  • We can live much more simply than we do. We have way too much stuff.
  • We are extremely fortunate to have been born and to live in Canada.
  • When we work together, we’re a very strong team.
  • Our comfort zone expands quickly to adapt to our environment.
  • We can say ‘no’ to people in desperate need, but we often feel guilty afterwards.
  • Domestic animals have a really poor life in the third world.
  • In the third world, a soft mattress is hard to find.
  • It’s significantly more expensive to travel in Africa than in India. South East Asia costs a bit more than India.
  • Traveling in Africa was the most difficult, followed by India and Egypt which are about the same in difficulty. By comparison, it is relatively easy to travel in Jordan, Nepal, and South East Asia.
  • Eat where and what the locals eat. Street food is much cheaper and often better.
  • Traveling is better than working.
  • Everyone speaks more languages than Canadians do.
  • Local transportation is always cheaper if you walk away from the bus or train station or the tourist attraction first.
  • Not all 3-wheelers are created equal. There are many varieties and configurations in Asia. The tuk-tuks in Thailand, with front shocks and rear springs, are deluxe compared to those in India.
  • Traveling light is the only way to go. Sometimes even a small pack seems like too much.
  • Taking with a small notebook computer was a great idea.
  • Television is a brain sucking device. When we have it, we watch it. When we don’t have it, we don’t miss it. Perhaps we’re addicted, because despite this, we’re nowhere near ready to give it up.
  • White people want to be darker and dark people want to be whiter.
  • Sunscreen is expensive everywhere because only white people and wealthy Asians use it.
  • Seeing sights is a bit like collecting things. Having experiences and developing relationships is much more rewarding.
  • Life is short. We are all dying. Time is our most precious commodity. We should therefore spend our time doing things we are passionate about.
  • We don’t own our possessions. We are just their custodians for a period of time.
  • Worry is an energy drain. If we can fix something, there is no need to worry about it. If we can’t fix it, there is also no need to worry.
  • Life is lived on the edge. Calculated risk taking and actively pursuing our fears is where we live our richest lives.
  • We can be together 24×7 for a very long time and still want to be together.
  • We really love and appreciate our family and friends. We have a lot of people who love us.

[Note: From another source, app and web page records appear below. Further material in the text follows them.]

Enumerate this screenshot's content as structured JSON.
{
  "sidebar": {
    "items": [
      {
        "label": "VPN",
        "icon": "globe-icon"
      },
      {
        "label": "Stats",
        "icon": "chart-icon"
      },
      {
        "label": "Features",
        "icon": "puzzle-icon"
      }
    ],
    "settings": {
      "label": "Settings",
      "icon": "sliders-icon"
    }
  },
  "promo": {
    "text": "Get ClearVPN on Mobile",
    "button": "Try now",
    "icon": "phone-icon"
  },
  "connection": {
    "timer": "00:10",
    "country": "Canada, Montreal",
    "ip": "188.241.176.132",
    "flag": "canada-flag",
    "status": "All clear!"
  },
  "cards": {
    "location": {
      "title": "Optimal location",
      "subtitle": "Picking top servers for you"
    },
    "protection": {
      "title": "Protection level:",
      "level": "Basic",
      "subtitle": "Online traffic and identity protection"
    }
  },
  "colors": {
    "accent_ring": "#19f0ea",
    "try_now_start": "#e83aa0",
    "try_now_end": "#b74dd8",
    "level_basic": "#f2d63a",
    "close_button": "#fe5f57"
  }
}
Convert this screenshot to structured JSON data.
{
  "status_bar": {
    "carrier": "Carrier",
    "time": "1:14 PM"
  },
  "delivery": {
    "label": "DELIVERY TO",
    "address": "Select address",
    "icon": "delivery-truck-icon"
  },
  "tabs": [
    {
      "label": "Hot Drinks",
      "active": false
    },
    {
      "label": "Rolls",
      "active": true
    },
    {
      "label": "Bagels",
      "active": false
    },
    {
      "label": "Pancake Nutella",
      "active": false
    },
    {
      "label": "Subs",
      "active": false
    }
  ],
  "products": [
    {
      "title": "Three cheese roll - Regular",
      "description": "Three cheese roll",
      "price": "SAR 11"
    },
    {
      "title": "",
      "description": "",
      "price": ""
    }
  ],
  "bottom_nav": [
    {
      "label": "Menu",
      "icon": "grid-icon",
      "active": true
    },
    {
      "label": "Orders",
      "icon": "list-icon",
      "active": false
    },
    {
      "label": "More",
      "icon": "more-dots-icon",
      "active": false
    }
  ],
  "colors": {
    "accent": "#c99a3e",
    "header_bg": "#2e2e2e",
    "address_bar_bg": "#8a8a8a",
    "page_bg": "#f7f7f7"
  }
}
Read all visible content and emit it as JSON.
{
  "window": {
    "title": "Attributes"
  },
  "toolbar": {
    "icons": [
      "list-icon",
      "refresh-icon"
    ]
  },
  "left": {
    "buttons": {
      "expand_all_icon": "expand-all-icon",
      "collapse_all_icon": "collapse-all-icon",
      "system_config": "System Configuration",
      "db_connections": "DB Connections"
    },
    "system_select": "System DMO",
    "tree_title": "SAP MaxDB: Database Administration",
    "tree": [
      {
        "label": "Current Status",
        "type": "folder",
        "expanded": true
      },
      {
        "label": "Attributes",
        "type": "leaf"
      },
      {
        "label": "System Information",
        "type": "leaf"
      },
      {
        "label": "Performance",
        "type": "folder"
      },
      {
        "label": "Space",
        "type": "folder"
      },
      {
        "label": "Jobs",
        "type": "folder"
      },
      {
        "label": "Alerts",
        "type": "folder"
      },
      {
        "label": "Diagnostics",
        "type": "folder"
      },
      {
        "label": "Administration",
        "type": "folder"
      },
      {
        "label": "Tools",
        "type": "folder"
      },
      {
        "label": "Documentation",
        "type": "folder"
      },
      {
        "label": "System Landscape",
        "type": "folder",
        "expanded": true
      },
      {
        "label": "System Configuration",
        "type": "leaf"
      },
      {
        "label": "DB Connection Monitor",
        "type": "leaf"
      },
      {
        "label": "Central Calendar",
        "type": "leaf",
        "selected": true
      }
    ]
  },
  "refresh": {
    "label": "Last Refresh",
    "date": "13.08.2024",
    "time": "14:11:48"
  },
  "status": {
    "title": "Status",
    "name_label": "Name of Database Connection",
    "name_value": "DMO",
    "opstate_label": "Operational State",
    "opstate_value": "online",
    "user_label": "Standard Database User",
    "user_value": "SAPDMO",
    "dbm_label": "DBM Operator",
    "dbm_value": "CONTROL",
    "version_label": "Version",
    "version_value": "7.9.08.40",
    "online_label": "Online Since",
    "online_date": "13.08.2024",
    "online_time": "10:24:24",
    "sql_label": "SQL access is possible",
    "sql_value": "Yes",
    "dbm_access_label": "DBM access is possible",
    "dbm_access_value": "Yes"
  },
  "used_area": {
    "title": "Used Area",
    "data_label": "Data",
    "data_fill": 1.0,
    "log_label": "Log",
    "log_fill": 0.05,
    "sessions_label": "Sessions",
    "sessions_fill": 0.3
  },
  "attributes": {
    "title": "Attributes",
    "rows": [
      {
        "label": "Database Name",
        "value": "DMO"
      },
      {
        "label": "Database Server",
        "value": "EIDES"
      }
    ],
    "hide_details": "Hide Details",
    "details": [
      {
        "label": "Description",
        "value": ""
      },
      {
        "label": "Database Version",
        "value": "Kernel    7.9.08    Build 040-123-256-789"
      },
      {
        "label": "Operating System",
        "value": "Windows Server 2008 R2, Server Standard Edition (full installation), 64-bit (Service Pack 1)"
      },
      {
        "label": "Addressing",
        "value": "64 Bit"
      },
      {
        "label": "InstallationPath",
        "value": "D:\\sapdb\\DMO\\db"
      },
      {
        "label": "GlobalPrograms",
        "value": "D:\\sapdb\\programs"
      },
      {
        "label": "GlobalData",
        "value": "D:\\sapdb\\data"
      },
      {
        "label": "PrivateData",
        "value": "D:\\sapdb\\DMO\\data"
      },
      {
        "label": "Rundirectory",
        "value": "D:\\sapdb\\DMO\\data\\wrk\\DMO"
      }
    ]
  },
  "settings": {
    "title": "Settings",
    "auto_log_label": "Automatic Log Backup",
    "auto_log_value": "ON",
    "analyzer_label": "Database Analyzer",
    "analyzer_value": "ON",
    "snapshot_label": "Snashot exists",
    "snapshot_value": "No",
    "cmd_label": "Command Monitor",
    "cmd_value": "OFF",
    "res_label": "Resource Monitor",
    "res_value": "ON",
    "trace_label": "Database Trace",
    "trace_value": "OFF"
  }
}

Things we’ve learned in India

We’ve learned a lot in India. Yes we’ve learned about India and its peoples, but we’ve also learned about ourselves. Here are some of the things we’ve picked up…

  • Indian people that know about Canada think that it’s a good country.
  • Indian culture, religion, language, and food are far more exotic and varied than what we experience in Vancouver, which originates mostly from a single state in India called Punjab.
  • People in India basically want what we have in North America, but it doesn’t seem feasible or sustainable for a billion more people to live like we do.
  • India appears to be on the verge of an environmental meltdown. The average person doesn’t appear to have any understanding, appreciation, or care for their environment. It is the norm to dispose of garbage on the street or ground (even in parks) and out the windows of vehicles and trains.
  • It’s much easier to be a vegetarian if you live in India.
  • Even though we’re not fit right now, we’re fitter than most Indian people.
  • If you’re down to two pairs of underwear, don’t lose a pair on a bus.
  • Don’t play solitaire on a moving boat if you want to keep all your cards.
  • Just because you’re next in line doesn’t mean that you’re next.
  • Sometimes four showers a day isn’t quite enough.
  • A family of four can ride on a single motorcycle.
  • Not all towels are created equal.
  • Just because a man sells Patrick some underwear, doesn’t mean that they are men’s underwear.
  • Just because an Indian transvestite isn’t looking at you, doesn’t mean that he/she won’t grab for your crotch.
  • Every day spent traveling in India is interesting.
  • Three months isn’t long enough to really see the country.
  • Three months was the right amount of time for us. We are ready for our next adventure.